__What to work on__
All the data that follows should be repeated exactly, without a single picture.

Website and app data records
● ● ● ● ● ● ●
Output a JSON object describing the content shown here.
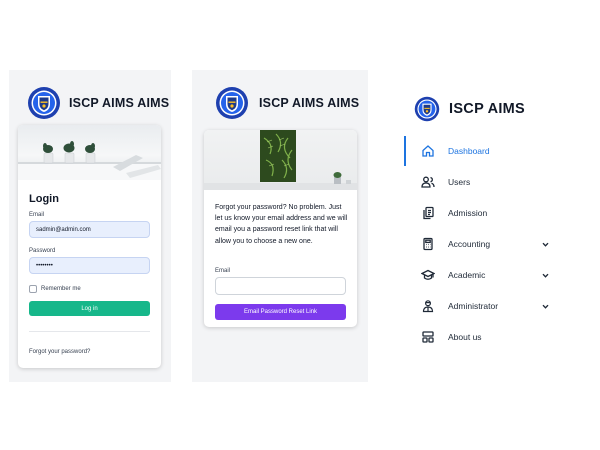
{
  "colors": {
    "accent_blue": "#1d74e0",
    "login_button": "#16b78a",
    "reset_button": "#7c3aed",
    "field_fill": "#e8effd",
    "logo_blue": "#1e40af"
  },
  "login_screen": {
    "brand": "ISCP AIMS AIMS",
    "title": "Login",
    "email_label": "Email",
    "email_value": "sadmin@admin.com",
    "password_label": "Password",
    "password_value": "••••••••",
    "remember_label": "Remember me",
    "login_button": "Log in",
    "forgot_link": "Forgot your password?"
  },
  "forgot_screen": {
    "brand": "ISCP AIMS AIMS",
    "message": "Forgot your password? No problem. Just let us know your email address and we will email you a password reset link that will allow you to choose a new one.",
    "email_label": "Email",
    "email_value": "",
    "submit_button": "Email Password Reset Link"
  },
  "sidebar": {
    "brand": "ISCP AIMS",
    "items": [
      {
        "label": "Dashboard",
        "icon": "home-icon",
        "active": true
      },
      {
        "label": "Users",
        "icon": "users-icon"
      },
      {
        "label": "Admission",
        "icon": "documents-icon"
      },
      {
        "label": "Accounting",
        "icon": "calculator-icon",
        "expandable": true
      },
      {
        "label": "Academic",
        "icon": "graduation-cap-icon",
        "expandable": true
      },
      {
        "label": "Administrator",
        "icon": "admin-icon",
        "expandable": true
      },
      {
        "label": "About us",
        "icon": "info-grid-icon"
      }
    ]
  }
}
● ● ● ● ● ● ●
__Task answer__
Output a JSON object describing the content shown here.
{
  "colors": {
    "accent_blue": "#1d74e0",
    "login_button": "#16b78a",
    "reset_button": "#7c3aed",
    "field_fill": "#e8effd",
    "logo_blue": "#1e40af"
  },
  "login_screen": {
    "brand": "ISCP AIMS AIMS",
    "title": "Login",
    "email_label": "Email",
    "email_value": "sadmin@admin.com",
    "password_label": "Password",
    "password_value": "••••••••",
    "remember_label": "Remember me",
    "login_button": "Log in",
    "forgot_link": "Forgot your password?"
  },
  "forgot_screen": {
    "brand": "ISCP AIMS AIMS",
    "message": "Forgot your password? No problem. Just let us know your email address and we will email you a password reset link that will allow you to choose a new one.",
    "email_label": "Email",
    "email_value": "",
    "submit_button": "Email Password Reset Link"
  },
  "sidebar": {
    "brand": "ISCP AIMS",
    "items": [
      {
        "label": "Dashboard",
        "icon": "home-icon",
        "active": true
      },
      {
        "label": "Users",
        "icon": "users-icon"
      },
      {
        "label": "Admission",
        "icon": "documents-icon"
      },
      {
        "label": "Accounting",
        "icon": "calculator-icon",
        "expandable": true
      },
      {
        "label": "Academic",
        "icon": "graduation-cap-icon",
        "expandable": true
      },
      {
        "label": "Administrator",
        "icon": "admin-icon",
        "expandable": true
      },
      {
        "label": "About us",
        "icon": "info-grid-icon"
      }
    ]
  }
}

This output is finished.